= Required work =
Show every line below where "this" can be found.

= Data extract =
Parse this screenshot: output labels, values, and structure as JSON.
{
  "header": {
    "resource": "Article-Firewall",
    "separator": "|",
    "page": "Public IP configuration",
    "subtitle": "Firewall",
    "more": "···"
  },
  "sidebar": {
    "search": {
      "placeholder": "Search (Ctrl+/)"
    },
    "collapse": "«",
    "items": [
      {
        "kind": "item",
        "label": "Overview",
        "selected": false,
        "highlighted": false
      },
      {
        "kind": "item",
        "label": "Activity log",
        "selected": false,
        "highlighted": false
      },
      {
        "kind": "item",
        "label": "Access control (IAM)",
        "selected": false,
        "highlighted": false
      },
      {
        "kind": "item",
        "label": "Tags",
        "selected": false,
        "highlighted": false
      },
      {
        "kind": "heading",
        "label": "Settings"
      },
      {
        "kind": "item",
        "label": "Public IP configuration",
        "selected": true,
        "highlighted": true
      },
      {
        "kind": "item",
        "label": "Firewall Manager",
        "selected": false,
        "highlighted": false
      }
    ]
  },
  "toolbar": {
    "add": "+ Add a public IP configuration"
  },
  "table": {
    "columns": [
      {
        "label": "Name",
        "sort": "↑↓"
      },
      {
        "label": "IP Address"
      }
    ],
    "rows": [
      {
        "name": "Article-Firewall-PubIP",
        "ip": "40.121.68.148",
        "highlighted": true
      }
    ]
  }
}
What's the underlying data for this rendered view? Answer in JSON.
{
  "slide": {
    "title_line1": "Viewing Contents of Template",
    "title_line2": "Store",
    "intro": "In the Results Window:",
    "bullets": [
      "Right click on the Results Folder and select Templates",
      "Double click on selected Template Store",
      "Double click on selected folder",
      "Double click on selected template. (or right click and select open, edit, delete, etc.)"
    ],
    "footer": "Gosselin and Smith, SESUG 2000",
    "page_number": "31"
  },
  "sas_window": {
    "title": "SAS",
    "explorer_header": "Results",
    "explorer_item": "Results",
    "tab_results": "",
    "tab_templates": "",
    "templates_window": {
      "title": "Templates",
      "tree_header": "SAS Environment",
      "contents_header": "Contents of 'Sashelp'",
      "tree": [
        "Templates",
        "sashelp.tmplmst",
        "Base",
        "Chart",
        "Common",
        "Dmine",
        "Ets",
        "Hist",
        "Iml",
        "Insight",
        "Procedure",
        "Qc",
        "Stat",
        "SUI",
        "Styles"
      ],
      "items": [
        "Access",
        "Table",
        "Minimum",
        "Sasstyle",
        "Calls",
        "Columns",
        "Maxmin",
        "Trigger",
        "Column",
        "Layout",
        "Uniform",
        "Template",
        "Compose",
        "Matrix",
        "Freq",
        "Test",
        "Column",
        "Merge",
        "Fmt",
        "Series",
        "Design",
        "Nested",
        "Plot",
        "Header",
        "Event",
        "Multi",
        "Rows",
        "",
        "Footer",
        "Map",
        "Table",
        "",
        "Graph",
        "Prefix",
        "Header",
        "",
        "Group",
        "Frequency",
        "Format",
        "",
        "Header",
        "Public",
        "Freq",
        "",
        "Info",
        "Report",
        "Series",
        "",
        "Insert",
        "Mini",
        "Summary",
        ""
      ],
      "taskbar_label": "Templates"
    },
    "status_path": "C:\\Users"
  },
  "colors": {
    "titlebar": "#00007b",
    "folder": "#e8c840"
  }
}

= The answer =
Parse this screenshot: output labels, values, and structure as JSON.
What's the underlying data for this rendered view? Answer in JSON.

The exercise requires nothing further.